he figures show the total number of cattle aged one to two years grew by 34,500 (2pc) while cattle aged two years and over (excluding cows and bulls) rose by 5,200 (1.6pc).
The number of bulls used only for breeding declined by 2pc and now stands at 46,200, the figures show.
Male cattle over two years of age saw the highest increase, jumping by 12.6pc from December 2021 while female cattle over the age of two saw a decrease of 3.7pc.
The number of male and female cattle under the age of one decreased by 1.1pc and 2.6pc respectively.
The total number of pigs in the country fell by 8.4pc in the same time period to 1.57 million, its lowest level since 2016.
The numbers of both breeding pigs and non-breeding pigs dropped by 12.6pc and 8.0pc respectively with the largest drop in the ‘non-breeding pigs less than 20 kg’ category which was down 63,800.

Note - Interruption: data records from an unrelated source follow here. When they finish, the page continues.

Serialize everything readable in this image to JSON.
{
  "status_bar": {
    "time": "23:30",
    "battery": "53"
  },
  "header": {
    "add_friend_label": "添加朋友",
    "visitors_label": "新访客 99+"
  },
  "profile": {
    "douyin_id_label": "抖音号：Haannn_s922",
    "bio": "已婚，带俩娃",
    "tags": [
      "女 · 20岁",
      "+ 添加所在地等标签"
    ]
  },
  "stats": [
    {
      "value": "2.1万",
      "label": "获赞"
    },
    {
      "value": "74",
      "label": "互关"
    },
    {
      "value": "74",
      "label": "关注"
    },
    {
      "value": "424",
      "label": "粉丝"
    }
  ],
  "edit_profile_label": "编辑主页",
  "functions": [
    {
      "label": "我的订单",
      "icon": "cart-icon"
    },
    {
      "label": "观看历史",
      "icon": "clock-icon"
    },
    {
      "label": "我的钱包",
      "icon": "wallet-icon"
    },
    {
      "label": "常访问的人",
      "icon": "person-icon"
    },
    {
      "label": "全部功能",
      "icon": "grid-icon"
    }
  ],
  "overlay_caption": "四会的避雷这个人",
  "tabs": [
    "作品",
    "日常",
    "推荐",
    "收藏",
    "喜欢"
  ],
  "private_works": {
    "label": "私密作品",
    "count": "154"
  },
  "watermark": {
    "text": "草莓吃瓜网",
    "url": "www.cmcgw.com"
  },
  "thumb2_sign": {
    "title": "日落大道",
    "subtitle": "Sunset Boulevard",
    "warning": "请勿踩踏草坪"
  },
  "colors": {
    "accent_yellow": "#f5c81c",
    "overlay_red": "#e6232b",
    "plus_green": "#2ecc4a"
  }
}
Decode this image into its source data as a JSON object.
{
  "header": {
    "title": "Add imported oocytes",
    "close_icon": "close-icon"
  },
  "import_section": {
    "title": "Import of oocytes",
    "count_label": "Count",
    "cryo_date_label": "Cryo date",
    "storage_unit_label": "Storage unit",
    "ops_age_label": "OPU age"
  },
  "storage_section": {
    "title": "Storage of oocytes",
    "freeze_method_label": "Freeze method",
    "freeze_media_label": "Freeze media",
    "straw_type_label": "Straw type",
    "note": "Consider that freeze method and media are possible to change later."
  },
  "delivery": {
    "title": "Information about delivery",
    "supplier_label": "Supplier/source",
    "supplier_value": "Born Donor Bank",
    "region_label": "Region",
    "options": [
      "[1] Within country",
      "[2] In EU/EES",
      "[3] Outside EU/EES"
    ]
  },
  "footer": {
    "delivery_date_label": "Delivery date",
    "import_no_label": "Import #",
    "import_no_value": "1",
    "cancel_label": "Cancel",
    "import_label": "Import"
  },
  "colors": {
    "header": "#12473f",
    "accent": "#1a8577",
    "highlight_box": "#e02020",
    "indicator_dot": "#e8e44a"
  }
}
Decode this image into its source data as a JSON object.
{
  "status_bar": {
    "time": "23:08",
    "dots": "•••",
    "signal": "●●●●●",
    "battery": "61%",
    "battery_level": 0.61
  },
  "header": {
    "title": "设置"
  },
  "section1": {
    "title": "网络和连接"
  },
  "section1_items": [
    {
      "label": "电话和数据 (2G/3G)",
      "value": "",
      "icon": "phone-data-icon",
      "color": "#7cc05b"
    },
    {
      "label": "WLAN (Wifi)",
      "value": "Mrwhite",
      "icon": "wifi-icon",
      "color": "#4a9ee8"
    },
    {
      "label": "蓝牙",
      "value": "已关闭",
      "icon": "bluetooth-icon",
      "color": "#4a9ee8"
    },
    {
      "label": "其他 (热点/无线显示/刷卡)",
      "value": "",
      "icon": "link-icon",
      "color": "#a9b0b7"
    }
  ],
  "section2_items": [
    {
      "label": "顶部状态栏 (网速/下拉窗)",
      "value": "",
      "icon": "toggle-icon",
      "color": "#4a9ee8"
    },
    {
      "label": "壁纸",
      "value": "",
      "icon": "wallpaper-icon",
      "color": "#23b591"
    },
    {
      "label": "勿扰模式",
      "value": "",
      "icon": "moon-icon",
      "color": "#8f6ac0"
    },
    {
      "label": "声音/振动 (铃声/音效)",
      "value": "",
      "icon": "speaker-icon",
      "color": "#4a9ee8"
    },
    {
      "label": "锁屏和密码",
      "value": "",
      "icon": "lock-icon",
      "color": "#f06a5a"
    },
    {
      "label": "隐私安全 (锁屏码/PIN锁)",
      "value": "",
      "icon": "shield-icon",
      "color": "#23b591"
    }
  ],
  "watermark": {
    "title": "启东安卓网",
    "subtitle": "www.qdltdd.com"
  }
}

The number of breeding pigs in Ireland is now at its lowest level in over 30 years and stands at 127,500, according to the CSO.
The increase in dairy cow numbers comes as the Minister for Agriculture Charlie McConalogue last month said a voluntary reduction scheme for dairy farmers had the support of members of the Food Vision Dairy Group and if such a scheme comes into place, 2022 will be the reference year.
“There was a recommendation which had the support of a number of stakeholders from the Food Vision Dairy Group in relation to the potential for a dairy reduction scheme,” he said, speaking at the IFA AGM.
“I have already clarified my position in relation to a suckler reduction scheme. Farm bodies and the industry have been crystal clear in their opposition to this concept. Therefore, I do not intend to proceed with it.”
If a reduction scheme was to be rolled out for dairy farmers, the Minister said he doesn’t want “unintended consequences” whereby people are preparing for a potential scheme by increasing their livestock numbers further.